[Dataset rows for apps and sites]
- Opening Delimiter -

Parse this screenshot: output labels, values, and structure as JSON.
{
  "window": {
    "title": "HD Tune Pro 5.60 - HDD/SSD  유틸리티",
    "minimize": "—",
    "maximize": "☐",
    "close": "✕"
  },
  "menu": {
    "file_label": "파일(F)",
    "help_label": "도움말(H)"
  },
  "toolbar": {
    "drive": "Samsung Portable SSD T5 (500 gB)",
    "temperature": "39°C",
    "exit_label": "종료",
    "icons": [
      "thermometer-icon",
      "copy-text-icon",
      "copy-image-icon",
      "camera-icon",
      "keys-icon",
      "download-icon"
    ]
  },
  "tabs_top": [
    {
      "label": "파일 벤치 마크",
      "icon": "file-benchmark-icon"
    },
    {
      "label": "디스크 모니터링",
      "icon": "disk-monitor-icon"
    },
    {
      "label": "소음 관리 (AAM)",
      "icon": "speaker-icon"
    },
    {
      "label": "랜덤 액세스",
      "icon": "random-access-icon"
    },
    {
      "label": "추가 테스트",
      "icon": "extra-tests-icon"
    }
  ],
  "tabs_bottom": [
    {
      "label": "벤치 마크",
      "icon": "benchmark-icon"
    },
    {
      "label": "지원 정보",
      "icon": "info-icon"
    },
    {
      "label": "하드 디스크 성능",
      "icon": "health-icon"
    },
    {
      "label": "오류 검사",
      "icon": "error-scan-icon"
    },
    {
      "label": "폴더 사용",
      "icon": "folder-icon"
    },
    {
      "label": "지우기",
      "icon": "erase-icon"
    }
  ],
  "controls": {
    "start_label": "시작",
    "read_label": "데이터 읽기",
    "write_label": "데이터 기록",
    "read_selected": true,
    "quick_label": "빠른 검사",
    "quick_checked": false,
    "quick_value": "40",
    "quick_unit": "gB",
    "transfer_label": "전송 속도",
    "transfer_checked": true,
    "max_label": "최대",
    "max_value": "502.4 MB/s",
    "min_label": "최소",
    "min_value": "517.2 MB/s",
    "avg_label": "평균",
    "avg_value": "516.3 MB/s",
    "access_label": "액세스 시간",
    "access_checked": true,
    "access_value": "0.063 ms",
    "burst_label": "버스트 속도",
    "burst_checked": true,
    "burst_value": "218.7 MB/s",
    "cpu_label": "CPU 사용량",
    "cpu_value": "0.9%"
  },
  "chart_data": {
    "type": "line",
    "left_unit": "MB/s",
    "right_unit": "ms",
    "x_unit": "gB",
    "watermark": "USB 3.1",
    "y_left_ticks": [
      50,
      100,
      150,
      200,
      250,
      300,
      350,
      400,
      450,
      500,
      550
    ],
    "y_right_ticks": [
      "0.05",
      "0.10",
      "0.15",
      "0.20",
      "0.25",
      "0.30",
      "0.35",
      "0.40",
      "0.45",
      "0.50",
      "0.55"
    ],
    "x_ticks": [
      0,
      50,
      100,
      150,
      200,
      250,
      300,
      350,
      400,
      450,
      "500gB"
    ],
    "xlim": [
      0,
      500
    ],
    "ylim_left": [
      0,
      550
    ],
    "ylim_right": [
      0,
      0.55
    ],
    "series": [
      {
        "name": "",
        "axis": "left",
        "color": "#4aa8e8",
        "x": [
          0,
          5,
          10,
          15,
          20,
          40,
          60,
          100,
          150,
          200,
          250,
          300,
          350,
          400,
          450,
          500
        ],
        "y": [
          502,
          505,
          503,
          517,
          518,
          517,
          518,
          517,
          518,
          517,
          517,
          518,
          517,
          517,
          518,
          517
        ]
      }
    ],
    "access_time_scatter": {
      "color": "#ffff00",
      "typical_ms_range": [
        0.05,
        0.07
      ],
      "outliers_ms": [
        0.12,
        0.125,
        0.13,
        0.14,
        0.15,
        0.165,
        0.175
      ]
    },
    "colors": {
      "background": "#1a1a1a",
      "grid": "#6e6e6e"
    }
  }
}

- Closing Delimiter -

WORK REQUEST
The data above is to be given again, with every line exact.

RESPONSE
Parse this screenshot: output labels, values, and structure as JSON.
{
  "window": {
    "title": "HD Tune Pro 5.60 - HDD/SSD  유틸리티",
    "minimize": "—",
    "maximize": "☐",
    "close": "✕"
  },
  "menu": {
    "file_label": "파일(F)",
    "help_label": "도움말(H)"
  },
  "toolbar": {
    "drive": "Samsung Portable SSD T5 (500 gB)",
    "temperature": "39°C",
    "exit_label": "종료",
    "icons": [
      "thermometer-icon",
      "copy-text-icon",
      "copy-image-icon",
      "camera-icon",
      "keys-icon",
      "download-icon"
    ]
  },
  "tabs_top": [
    {
      "label": "파일 벤치 마크",
      "icon": "file-benchmark-icon"
    },
    {
      "label": "디스크 모니터링",
      "icon": "disk-monitor-icon"
    },
    {
      "label": "소음 관리 (AAM)",
      "icon": "speaker-icon"
    },
    {
      "label": "랜덤 액세스",
      "icon": "random-access-icon"
    },
    {
      "label": "추가 테스트",
      "icon": "extra-tests-icon"
    }
  ],
  "tabs_bottom": [
    {
      "label": "벤치 마크",
      "icon": "benchmark-icon"
    },
    {
      "label": "지원 정보",
      "icon": "info-icon"
    },
    {
      "label": "하드 디스크 성능",
      "icon": "health-icon"
    },
    {
      "label": "오류 검사",
      "icon": "error-scan-icon"
    },
    {
      "label": "폴더 사용",
      "icon": "folder-icon"
    },
    {
      "label": "지우기",
      "icon": "erase-icon"
    }
  ],
  "controls": {
    "start_label": "시작",
    "read_label": "데이터 읽기",
    "write_label": "데이터 기록",
    "read_selected": true,
    "quick_label": "빠른 검사",
    "quick_checked": false,
    "quick_value": "40",
    "quick_unit": "gB",
    "transfer_label": "전송 속도",
    "transfer_checked": true,
    "max_label": "최대",
    "max_value": "502.4 MB/s",
    "min_label": "최소",
    "min_value": "517.2 MB/s",
    "avg_label": "평균",
    "avg_value": "516.3 MB/s",
    "access_label": "액세스 시간",
    "access_checked": true,
    "access_value": "0.063 ms",
    "burst_label": "버스트 속도",
    "burst_checked": true,
    "burst_value": "218.7 MB/s",
    "cpu_label": "CPU 사용량",
    "cpu_value": "0.9%"
  },
  "chart_data": {
    "type": "line",
    "left_unit": "MB/s",
    "right_unit": "ms",
    "x_unit": "gB",
    "watermark": "USB 3.1",
    "y_left_ticks": [
      50,
      100,
      150,
      200,
      250,
      300,
      350,
      400,
      450,
      500,
      550
    ],
    "y_right_ticks": [
      "0.05",
      "0.10",
      "0.15",
      "0.20",
      "0.25",
      "0.30",
      "0.35",
      "0.40",
      "0.45",
      "0.50",
      "0.55"
    ],
    "x_ticks": [
      0,
      50,
      100,
      150,
      200,
      250,
      300,
      350,
      400,
      450,
      "500gB"
    ],
    "xlim": [
      0,
      500
    ],
    "ylim_left": [
      0,
      550
    ],
    "ylim_right": [
      0,
      0.55
    ],
    "series": [
      {
        "name": "",
        "axis": "left",
        "color": "#4aa8e8",
        "x": [
          0,
          5,
          10,
          15,
          20,
          40,
          60,
          100,
          150,
          200,
          250,
          300,
          350,
          400,
          450,
          500
        ],
        "y": [
          502,
          505,
          503,
          517,
          518,
          517,
          518,
          517,
          518,
          517,
          517,
          518,
          517,
          517,
          518,
          517
        ]
      }
    ],
    "access_time_scatter": {
      "color": "#ffff00",
      "typical_ms_range": [
        0.05,
        0.07
      ],
      "outliers_ms": [
        0.12,
        0.125,
        0.13,
        0.14,
        0.15,
        0.165,
        0.175
      ]
    },
    "colors": {
      "background": "#1a1a1a",
      "grid": "#6e6e6e"
    }
  }
}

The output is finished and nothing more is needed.